Spain Archaeology

The Superior Council of Excavations and Antiquities (which published 136 Memories of Excavations between 1916 and 1936) was replaced in 1939 by the General Commissariat of Archaeological Excavations, which has since published two files of Acta Arqueológica Hispana, fifteen Informes y memories. Other scientific institutes in Madrid, Barcelona, ​​Valencia, Badajoz, Asturias, Navarre, the Basque provinces, etc., are grouped in the Higher Council for Scientific Research and for the most part in the “Diego Velázquez” Institute of Art and Archeology. For Spain 2012, please check oxfordastronomy.com.

For the Paleolithic period the excavation of the Parpalló cave, published and studied by L. Pericot, occupies an important place. There were also findings in the caves of La Cocina, Valenza, particularly interesting for the Mesolithic, published by Pericot; La Cova Negra by Bellús in Sátiva was published by D. Jordá. J. Uria studied the Nordic Asturian group of paintings from El Cuetu by Lledías; according to Pericot, the oriental ones of the Cogul area and the cave of La Cocina show how this oriental rock art, derived from the Spanish-French one, became independent in the Magdalenian, when the natives resumed the artistic heritage of the Aurignacians and Solutreans of Parpalló, creating an art that is schematized and decays at the beginning of the Neolithic. The findings of dolmen of Alto Ampurdán, Torreut, Gerona, Monforte del Cid, Valenza and Ereta del Pedregal in Navarre.

From the Bronze Age belongs a treasure found by chance in Caldas de Reyes, in the province of Pontevedra, consisting of 28 kg. of gold pieces, of which only half could be saved; includes vases, necklaces, bracelets, a small jar and a comb. Among the Halstatt finds we should mention the Catalan necropolis of El Molar (published by Spain Vilaseca), the excavations of B. Taracena and Vásquez de Parga in the stations of Arguedas and Cortes in Navarre, and the necropolis of Agullana in Gerona, studied by Payol. Maluquer and Tomás. Few are the findings of the Punic and Greek colonization.

For the Iberian Iron Age, of which many unpublished inscriptions were published by Gómez Moreno, excavations continued both in Liria (Valence), directed by I. Ballester, rich in painted and inscribed pottery, and in the Iberian necropolis of Oya de Santa Ana, of Albacete, in the inhabited area of ​​La Cregüeta in Gerona, in the Cabezo del Tío Pío, in Archena, in the Castellón of Alcocer, in Teruel and in the Turò di Rovira in Barcelona, ​​helping to clarify the discussed chronological problem of Iberian ceramics. For the second Celtic Iron Age, excavations have been made with findings of circular houses in the late castro of Coaña in Asturias (published by A. García y Bellido); in Monte Bernorio (from the post-Halstatt period), in Palencia; to Echauri and Javier in Navarre; at Yecla in Burgos.
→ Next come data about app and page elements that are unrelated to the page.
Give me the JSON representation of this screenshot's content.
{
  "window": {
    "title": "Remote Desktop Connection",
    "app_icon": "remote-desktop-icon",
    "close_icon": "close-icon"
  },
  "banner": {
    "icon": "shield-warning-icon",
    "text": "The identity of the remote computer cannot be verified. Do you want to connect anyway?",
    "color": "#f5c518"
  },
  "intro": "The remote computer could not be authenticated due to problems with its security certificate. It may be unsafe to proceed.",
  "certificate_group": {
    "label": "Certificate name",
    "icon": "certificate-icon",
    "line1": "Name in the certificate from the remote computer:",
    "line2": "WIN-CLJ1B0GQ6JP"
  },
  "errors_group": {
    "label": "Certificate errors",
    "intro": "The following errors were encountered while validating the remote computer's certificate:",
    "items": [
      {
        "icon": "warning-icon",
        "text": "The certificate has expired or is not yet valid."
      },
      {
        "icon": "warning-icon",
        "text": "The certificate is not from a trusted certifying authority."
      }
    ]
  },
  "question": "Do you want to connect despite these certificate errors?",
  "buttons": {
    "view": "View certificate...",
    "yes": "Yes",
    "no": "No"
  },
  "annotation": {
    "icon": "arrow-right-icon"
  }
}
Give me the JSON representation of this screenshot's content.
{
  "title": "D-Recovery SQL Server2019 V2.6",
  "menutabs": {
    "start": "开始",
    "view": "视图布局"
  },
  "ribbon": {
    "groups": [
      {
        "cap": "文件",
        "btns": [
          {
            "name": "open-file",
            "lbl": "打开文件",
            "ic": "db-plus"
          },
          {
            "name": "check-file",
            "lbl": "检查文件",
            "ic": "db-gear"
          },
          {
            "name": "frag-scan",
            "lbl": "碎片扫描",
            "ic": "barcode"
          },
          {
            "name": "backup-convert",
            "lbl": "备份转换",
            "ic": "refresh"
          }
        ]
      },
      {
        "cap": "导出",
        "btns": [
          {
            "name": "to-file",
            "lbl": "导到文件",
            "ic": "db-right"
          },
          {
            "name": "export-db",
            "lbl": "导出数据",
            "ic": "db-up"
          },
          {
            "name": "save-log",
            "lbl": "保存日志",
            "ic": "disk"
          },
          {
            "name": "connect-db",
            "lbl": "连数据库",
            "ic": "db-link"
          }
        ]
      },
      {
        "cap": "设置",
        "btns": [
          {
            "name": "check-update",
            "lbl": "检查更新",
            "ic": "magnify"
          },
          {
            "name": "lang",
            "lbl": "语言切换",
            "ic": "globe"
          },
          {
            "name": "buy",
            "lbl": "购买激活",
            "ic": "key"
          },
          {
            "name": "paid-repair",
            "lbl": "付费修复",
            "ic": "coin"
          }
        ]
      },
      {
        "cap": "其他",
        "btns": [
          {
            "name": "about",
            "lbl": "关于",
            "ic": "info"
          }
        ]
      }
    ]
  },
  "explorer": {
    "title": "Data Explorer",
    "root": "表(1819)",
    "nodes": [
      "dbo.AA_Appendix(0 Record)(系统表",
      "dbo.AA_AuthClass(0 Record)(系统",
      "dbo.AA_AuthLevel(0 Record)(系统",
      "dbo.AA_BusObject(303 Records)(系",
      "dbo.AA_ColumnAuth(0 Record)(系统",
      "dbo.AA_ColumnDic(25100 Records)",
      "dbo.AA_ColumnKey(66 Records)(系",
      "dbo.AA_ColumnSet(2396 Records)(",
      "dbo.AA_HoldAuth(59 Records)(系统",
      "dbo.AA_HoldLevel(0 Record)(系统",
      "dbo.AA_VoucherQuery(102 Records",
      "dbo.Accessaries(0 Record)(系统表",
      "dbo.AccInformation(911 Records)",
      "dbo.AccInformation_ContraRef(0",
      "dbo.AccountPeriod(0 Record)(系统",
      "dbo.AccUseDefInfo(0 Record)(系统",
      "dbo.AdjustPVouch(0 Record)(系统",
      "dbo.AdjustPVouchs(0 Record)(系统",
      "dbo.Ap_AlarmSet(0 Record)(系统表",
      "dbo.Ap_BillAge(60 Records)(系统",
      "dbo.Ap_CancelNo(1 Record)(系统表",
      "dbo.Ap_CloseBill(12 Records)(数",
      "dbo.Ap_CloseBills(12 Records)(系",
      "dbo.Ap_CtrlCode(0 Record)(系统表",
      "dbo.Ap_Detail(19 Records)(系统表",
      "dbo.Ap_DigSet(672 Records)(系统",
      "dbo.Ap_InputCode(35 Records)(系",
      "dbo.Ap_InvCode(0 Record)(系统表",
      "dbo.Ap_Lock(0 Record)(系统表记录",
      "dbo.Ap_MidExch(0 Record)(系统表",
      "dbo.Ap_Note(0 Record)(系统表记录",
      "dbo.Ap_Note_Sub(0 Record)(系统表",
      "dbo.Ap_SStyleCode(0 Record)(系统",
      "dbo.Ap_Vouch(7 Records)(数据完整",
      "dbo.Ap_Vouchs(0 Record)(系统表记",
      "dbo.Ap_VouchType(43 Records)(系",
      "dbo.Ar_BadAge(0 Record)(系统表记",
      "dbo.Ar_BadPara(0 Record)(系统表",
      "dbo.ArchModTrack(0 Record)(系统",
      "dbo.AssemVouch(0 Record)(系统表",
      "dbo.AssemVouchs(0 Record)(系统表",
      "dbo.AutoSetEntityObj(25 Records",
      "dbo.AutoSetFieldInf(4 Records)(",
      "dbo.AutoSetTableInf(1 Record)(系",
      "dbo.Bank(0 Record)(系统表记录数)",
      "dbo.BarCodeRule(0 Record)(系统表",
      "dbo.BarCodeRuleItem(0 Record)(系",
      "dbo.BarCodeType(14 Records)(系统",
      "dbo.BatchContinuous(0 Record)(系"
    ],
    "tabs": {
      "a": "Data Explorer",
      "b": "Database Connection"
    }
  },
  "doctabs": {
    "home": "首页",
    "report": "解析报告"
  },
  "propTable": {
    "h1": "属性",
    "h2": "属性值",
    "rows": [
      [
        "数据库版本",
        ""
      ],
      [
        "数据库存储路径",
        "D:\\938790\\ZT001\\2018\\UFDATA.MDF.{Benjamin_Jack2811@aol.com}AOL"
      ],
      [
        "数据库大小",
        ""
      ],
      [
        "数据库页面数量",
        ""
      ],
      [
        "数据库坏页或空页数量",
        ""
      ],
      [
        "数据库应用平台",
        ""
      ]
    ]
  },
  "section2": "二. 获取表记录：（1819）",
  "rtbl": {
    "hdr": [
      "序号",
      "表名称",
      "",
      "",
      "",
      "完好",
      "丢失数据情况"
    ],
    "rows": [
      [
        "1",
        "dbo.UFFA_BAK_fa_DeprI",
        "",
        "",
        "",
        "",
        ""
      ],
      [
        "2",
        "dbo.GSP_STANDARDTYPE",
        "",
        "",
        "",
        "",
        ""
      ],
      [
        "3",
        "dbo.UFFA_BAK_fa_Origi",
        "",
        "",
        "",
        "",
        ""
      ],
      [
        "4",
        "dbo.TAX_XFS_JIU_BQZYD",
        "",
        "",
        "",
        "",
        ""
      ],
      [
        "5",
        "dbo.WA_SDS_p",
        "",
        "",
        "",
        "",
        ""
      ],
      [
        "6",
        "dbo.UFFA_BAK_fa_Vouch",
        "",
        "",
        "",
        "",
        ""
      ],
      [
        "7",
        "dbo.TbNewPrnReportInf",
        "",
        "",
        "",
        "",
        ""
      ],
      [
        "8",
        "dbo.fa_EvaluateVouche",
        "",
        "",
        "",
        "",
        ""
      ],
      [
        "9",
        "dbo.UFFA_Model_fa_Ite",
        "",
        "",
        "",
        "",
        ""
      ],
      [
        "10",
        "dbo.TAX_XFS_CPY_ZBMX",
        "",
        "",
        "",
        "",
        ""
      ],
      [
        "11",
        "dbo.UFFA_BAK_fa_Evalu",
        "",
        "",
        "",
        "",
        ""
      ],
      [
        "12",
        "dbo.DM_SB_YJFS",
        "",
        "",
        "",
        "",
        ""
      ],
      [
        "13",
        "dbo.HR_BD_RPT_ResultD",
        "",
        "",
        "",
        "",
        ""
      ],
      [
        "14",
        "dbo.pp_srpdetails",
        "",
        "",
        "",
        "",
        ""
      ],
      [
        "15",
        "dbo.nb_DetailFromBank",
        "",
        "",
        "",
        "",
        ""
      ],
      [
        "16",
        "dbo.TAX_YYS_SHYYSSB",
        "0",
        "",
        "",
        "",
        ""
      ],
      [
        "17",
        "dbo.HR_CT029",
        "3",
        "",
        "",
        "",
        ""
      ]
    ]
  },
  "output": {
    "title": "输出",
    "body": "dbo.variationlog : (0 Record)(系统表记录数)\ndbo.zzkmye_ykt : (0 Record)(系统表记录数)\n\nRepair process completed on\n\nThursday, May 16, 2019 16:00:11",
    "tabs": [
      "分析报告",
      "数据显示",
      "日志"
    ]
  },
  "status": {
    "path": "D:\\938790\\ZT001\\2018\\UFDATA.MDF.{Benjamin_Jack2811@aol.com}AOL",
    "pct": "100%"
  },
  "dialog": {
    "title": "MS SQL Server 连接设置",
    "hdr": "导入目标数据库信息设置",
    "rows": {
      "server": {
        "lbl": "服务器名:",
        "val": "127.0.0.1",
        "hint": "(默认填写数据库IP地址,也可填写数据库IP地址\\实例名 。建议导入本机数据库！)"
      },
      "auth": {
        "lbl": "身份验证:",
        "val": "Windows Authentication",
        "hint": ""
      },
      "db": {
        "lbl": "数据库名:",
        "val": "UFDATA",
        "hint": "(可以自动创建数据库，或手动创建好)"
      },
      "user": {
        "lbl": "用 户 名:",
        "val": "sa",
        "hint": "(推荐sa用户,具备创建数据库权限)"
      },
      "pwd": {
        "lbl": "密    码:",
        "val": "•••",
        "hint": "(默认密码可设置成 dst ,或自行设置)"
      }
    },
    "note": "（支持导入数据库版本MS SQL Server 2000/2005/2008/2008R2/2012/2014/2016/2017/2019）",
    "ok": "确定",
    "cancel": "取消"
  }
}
During the Roman period the excavations of Ampurias continued with intensity under the direction of M. Almagro; large remains of Caesar’s walls have been discovered, a small extra-muros amphitheater and a sumptuous imperial residence. In Almenara di Adaja, in Valladolid, a rich Roman villa was partly discovered, and Serra Rafols has published the excavation of the villa of Fortunatus di Fraga. In Ontur, Albacete, and in burials of children in a Roman necropolis, there have been very interesting objects, such as four ivory dolls and one of amber. B. Taracena and Vázquez de Parga have completely excavated a villa in Liédena, and published the Roman remains of this province of Navarre, as well as the excavation of the important palace of Clunia.

Spain Archaeology